_Exercise requirements_: Where does the string "JSON" appear in the records? Copy each line that holds it.

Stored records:
☆ ☆ ☆

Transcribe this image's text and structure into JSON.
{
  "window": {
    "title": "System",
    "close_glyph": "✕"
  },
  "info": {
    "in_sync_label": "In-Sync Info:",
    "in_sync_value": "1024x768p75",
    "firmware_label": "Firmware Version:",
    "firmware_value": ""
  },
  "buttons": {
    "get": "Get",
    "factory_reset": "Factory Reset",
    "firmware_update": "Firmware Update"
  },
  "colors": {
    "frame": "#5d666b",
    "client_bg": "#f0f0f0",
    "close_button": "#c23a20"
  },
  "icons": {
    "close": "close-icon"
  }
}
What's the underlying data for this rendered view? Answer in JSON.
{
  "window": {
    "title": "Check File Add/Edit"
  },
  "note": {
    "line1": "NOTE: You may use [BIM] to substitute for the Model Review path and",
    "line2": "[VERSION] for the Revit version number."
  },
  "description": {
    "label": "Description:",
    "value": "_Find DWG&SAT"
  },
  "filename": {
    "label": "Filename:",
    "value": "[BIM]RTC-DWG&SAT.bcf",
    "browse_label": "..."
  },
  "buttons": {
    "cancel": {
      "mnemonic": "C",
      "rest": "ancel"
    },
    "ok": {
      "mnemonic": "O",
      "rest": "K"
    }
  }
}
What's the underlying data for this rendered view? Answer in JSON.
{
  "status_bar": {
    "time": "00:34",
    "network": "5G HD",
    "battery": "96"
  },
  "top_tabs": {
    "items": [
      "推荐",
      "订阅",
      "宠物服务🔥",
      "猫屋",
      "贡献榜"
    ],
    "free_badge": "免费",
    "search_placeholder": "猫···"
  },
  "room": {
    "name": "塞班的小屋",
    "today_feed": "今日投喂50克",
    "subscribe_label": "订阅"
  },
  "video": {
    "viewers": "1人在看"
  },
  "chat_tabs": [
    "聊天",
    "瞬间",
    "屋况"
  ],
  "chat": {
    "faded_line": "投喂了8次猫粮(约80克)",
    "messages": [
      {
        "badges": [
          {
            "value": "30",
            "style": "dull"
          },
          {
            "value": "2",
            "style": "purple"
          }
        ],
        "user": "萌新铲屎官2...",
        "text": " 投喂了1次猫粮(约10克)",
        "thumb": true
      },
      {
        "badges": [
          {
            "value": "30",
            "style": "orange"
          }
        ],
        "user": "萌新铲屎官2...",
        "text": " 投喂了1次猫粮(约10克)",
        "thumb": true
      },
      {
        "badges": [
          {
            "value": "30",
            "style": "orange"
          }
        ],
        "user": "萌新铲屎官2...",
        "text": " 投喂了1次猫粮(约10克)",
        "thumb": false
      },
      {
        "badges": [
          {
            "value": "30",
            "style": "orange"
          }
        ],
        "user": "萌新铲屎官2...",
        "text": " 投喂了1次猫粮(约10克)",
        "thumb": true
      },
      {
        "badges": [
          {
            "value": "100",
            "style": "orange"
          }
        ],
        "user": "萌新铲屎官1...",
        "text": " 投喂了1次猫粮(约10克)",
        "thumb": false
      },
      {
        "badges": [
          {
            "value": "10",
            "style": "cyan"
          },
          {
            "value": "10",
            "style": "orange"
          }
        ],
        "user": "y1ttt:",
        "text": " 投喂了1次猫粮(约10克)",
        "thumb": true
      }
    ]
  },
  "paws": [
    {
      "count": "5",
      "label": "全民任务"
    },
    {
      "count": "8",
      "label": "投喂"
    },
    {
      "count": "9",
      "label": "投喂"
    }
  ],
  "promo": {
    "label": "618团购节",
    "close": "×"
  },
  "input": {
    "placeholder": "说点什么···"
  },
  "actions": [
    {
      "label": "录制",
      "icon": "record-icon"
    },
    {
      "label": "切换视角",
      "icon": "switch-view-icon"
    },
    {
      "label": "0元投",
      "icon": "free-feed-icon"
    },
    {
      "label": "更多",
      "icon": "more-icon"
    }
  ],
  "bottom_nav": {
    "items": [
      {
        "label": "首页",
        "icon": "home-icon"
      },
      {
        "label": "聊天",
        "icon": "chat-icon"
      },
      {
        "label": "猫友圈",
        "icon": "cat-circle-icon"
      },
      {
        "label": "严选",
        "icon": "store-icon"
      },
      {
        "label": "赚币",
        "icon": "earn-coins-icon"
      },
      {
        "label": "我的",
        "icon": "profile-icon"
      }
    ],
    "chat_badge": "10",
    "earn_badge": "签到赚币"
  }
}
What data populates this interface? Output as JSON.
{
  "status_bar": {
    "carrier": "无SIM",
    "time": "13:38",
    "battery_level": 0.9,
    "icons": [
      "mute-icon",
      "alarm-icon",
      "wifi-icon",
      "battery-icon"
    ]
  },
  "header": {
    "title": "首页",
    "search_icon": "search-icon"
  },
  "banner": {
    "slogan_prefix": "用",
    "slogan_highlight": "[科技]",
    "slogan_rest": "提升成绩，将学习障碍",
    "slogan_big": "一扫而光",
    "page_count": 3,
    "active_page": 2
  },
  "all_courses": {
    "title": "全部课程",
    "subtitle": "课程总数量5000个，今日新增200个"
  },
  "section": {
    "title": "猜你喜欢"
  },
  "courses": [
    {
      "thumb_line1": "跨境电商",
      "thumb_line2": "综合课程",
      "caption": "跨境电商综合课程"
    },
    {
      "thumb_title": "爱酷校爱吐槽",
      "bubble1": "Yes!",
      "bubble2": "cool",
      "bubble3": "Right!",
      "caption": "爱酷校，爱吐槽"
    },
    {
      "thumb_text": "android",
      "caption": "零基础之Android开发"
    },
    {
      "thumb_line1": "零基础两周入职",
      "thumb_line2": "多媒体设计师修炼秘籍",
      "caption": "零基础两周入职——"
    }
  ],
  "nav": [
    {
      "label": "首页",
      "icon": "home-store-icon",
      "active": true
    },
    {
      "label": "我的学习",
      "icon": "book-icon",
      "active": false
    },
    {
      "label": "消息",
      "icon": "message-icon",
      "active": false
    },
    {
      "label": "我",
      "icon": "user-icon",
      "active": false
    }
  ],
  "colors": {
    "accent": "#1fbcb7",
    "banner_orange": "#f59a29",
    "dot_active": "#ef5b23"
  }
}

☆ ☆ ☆

_Solution below_:
Transcribe this image's text and structure into JSON.
What's the underlying data for this rendered view? Answer in JSON.
What's the underlying data for this rendered view? Answer in JSON.
What data populates this interface? Output as JSON.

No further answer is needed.